*** Data extracts ***
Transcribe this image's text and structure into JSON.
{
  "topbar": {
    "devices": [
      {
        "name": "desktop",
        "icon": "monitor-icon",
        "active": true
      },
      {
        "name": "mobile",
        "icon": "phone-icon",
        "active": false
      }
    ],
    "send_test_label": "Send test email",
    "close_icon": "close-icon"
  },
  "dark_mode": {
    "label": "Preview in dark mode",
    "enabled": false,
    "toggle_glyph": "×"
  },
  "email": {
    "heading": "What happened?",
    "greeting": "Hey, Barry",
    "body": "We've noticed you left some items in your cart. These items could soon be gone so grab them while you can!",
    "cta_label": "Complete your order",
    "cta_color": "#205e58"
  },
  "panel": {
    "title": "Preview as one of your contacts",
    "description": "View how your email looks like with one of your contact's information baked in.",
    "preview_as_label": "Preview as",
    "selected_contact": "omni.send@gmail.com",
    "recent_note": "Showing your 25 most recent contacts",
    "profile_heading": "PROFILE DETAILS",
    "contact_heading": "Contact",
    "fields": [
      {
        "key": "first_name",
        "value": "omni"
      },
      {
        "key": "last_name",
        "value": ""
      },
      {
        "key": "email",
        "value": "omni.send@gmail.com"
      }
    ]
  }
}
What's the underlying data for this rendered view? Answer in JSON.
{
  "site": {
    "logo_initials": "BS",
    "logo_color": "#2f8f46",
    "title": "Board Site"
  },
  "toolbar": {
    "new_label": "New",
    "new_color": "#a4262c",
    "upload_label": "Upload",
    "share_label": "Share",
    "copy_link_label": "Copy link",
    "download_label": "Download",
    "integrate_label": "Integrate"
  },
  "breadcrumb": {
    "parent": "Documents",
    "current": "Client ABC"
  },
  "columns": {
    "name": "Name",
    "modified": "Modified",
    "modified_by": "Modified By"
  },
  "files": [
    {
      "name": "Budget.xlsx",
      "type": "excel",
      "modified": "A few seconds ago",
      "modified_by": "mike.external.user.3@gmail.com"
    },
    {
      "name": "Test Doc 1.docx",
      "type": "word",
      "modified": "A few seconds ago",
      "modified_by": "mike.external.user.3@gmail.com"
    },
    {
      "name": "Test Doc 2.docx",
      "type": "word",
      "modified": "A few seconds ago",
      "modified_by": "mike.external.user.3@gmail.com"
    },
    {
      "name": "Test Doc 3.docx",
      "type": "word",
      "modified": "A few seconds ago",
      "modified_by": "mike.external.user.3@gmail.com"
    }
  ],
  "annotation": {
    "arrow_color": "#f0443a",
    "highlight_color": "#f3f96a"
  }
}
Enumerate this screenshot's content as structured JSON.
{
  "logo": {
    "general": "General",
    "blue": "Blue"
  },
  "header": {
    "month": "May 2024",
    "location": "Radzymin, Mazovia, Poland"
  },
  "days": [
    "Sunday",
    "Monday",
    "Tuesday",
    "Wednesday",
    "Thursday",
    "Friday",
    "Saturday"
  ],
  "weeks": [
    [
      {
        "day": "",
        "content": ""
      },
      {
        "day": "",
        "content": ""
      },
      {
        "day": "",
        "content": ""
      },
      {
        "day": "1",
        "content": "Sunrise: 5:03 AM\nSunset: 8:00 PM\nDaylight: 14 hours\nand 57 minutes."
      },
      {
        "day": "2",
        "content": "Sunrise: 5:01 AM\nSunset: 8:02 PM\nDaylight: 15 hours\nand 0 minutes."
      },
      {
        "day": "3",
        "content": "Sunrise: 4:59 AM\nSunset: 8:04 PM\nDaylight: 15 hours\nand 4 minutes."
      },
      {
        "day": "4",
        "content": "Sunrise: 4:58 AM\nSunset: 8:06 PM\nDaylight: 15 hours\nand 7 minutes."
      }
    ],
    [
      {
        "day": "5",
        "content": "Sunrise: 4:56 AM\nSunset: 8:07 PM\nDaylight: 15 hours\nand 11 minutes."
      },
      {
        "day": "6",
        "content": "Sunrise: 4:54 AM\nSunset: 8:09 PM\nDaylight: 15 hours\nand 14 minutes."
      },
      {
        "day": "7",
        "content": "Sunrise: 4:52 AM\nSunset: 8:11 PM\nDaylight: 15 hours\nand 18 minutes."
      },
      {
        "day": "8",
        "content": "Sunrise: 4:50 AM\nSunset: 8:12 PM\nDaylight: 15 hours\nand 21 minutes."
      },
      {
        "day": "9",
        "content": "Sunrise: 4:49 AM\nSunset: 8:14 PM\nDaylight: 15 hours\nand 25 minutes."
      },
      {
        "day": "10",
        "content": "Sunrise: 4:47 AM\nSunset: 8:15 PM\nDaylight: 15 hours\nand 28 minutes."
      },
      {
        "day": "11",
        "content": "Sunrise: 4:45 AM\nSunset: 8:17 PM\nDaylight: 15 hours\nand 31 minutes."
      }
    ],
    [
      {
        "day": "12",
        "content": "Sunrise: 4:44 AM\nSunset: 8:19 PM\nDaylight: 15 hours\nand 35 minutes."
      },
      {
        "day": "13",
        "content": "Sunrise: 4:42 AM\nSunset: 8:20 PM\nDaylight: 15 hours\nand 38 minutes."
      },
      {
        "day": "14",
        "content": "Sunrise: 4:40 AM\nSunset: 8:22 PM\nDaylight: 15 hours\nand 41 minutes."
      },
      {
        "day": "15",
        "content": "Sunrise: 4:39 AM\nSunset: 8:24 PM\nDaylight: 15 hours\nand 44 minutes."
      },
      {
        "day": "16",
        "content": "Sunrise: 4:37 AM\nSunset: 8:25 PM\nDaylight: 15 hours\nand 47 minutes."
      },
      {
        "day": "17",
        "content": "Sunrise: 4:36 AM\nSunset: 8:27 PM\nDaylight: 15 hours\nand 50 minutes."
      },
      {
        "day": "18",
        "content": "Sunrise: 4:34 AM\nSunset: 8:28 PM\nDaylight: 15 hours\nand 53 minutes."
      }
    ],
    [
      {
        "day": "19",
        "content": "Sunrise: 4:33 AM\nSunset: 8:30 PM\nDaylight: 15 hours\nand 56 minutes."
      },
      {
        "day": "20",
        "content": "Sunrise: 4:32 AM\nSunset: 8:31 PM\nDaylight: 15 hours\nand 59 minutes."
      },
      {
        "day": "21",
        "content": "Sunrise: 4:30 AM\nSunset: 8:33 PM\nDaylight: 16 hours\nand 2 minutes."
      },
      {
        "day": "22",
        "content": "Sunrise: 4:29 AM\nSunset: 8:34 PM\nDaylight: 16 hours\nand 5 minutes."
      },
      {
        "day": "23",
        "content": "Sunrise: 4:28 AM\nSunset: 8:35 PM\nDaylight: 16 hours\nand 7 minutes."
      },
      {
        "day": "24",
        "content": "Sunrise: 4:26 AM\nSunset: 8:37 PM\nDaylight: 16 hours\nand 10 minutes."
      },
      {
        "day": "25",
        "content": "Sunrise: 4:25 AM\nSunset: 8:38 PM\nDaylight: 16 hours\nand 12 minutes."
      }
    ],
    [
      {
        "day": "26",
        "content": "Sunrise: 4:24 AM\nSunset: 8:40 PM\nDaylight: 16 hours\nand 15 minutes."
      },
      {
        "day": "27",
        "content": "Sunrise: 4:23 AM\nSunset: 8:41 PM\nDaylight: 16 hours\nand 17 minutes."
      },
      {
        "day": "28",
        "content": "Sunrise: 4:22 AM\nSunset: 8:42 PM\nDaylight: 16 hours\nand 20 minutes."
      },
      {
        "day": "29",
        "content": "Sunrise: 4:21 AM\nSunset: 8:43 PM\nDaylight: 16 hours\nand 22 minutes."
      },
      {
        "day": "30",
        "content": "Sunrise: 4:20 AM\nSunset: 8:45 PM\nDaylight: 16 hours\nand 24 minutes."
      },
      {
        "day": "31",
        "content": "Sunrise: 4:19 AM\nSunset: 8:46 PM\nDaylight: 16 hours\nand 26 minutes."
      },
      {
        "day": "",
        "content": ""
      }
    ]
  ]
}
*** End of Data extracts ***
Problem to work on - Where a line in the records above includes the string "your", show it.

Reply to the task -
    "body": "We've noticed you left some items in your cart. These items could soon be gone so grab them while you can!",
    "cta_label": "Complete your order",
    "title": "Preview as one of your contacts",
    "description": "View how your email looks like with one of your contact's information baked in.",
    "recent_note": "Showing your 25 most recent contacts",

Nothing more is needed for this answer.